----- DATA UNDER STUDY -----

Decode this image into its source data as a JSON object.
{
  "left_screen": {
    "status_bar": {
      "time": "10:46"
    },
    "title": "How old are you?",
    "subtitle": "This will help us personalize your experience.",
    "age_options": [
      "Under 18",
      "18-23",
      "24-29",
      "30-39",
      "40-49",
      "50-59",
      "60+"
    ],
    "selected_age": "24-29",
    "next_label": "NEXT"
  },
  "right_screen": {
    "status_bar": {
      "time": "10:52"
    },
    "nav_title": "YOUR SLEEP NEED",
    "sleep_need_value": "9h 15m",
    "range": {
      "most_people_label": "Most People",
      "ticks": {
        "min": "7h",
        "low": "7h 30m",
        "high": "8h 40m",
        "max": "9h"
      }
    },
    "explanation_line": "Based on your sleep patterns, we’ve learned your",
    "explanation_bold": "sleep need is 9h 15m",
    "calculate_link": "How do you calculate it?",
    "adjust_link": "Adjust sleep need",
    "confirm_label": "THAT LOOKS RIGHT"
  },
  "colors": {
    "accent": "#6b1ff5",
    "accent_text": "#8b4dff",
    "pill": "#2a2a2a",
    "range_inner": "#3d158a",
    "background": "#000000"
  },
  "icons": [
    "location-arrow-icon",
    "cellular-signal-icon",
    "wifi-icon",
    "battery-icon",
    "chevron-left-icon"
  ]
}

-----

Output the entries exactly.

Decode this image into its source data as a JSON object.
{
  "left_screen": {
    "status_bar": {
      "time": "10:46"
    },
    "title": "How old are you?",
    "subtitle": "This will help us personalize your experience.",
    "age_options": [
      "Under 18",
      "18-23",
      "24-29",
      "30-39",
      "40-49",
      "50-59",
      "60+"
    ],
    "selected_age": "24-29",
    "next_label": "NEXT"
  },
  "right_screen": {
    "status_bar": {
      "time": "10:52"
    },
    "nav_title": "YOUR SLEEP NEED",
    "sleep_need_value": "9h 15m",
    "range": {
      "most_people_label": "Most People",
      "ticks": {
        "min": "7h",
        "low": "7h 30m",
        "high": "8h 40m",
        "max": "9h"
      }
    },
    "explanation_line": "Based on your sleep patterns, we’ve learned your",
    "explanation_bold": "sleep need is 9h 15m",
    "calculate_link": "How do you calculate it?",
    "adjust_link": "Adjust sleep need",
    "confirm_label": "THAT LOOKS RIGHT"
  },
  "colors": {
    "accent": "#6b1ff5",
    "accent_text": "#8b4dff",
    "pill": "#2a2a2a",
    "range_inner": "#3d158a",
    "background": "#000000"
  },
  "icons": [
    "location-arrow-icon",
    "cellular-signal-icon",
    "wifi-icon",
    "battery-icon",
    "chevron-left-icon"
  ]
}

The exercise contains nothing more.